Taking a closer look at Western Muslim community, one notices the oppression, cultural stigma, and social isolation enforced upon people living with mental illness. Attributing pathology to lack of faith is a way of blaming the victims for their own affliction. Sometimes, society could be more coercive towards people with disability than their physiological or physical limitation. Initiatives working at eliminating social barriers and stigmas are so much welcome, they will allow disabled people to better integrate into the society and assume better responsibility for their own life. But, are they truly authentic?
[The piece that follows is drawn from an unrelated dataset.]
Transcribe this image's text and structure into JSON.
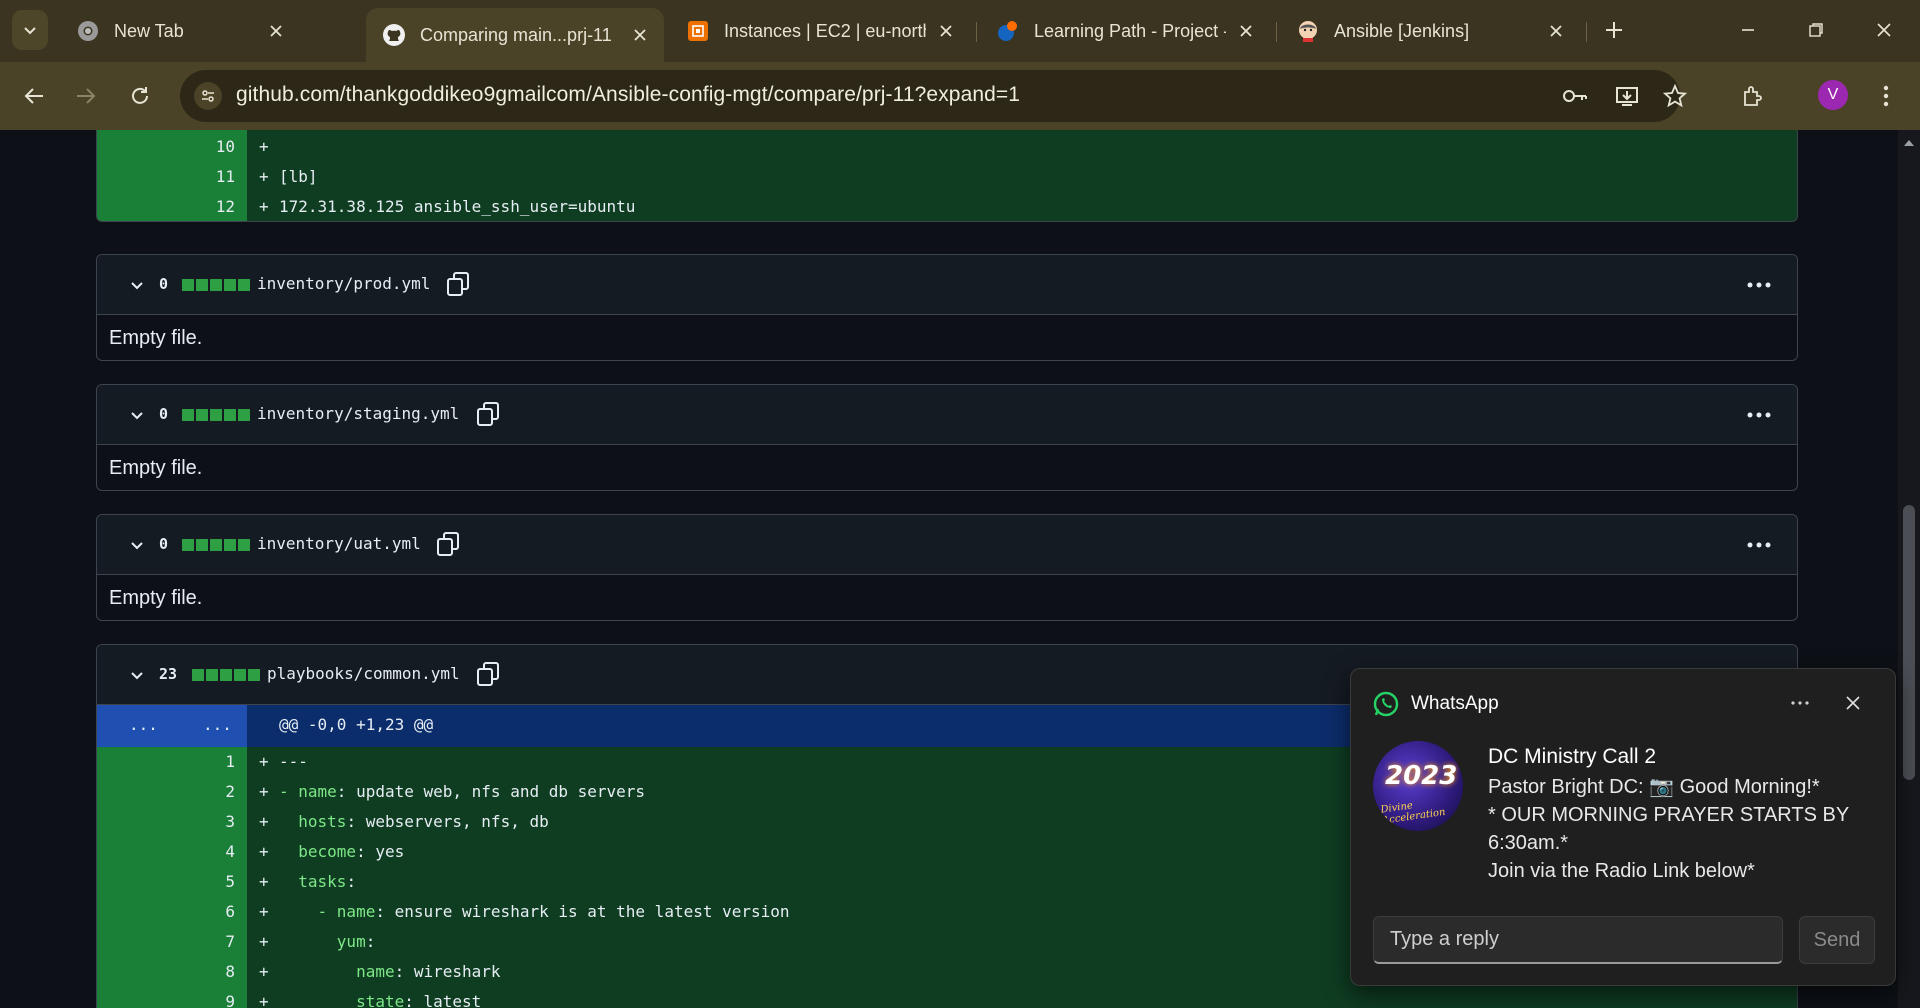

Foucault, the famous French philosopher and social theorist, argues that coercion is no longer a direct phenomenon; it is rather a series of subtle disciplinary practices, which gently causes the oppressed to internalize their own oppression. People start to discipline their own actions to comply with the ‘norm’ whatever the coercive power defines as ‘norm.’ The process happens in such a subtle way that most people do not even notice they are changing (like the Japanese cultural change discussed earlier). The hegemony of normalcy becomes a tyranny enforced by media ads, movies, novels, and the like. In a way, eugenic practices are still applied to date albeit in a much subtle and ‘socially acceptable’ methodology. The most affected are people “located at the intersections of difference.” Without realizing it, this difference, or ‘deviation from the norm’ becomes their identity. Replacing normalcy by ‘diversity,’ as the new trend is going here in Canada, does not quite solve the dilemma of mental illness discrimination either. In an open global economy where consumerism and lifestyle define one’s identity, the diversity picture does not make room for non-consumer mentally or physically disabled individuals.
If we are to tackle the mental illness issue, we need to go beyond the psychiatric, genetic, biomedical, and even psychotherapeutic models, taking societal, cultural, intersectional, political, spiritual/religious, economic, and historical sides into account. We need to find alternatives and collectively work at raising human awareness.
 Bradley Lewis, Depression: Integrating Science, Culture, and Humanities (New York: Routledge, 2012), 73.
 Sebastian Junger, Tribe: On Homecoming and Belonging (New York: Harpercollins Publishers, 2016), 10.
 Gabor Maté, The Myth of Normal (2016). From YouTube, https://www.youtube.com/watch?v=8_j5mmBa4mw (accessed October 30, 2017).
 Gabor Maté, The Myth of Normal.
 Jean Vanier, Becoming Human, (Toronto: House of Anansi Press, 2010), 35.
 Sima Barmania,“Islam and depression,” The Lancet 4 (2017): 669.
 Tom Shakespeare, “The Social Model of Disability.”
 Mohammed Ghaly, “Disability in the Islamic Tradition,” Religion Compass 10, no. 6 (2016): 150.
 Michel Foucault, “Docile bodies” in Discipline and Punish: The Birth of the Prison. (Vintage Books, New York, NY, 1979).
 Lennard J. Davis, “Introduction: Normality, Power, and Culture,” 10.
 Nirmala Erevelles and Andrea Minear, "Unspeakable Offenses,” 359.
 Lennard J. Davis, The End of Normal: Identity in a Biocultural Era (Michigan: University of Michigan Press, 2014), 1-14.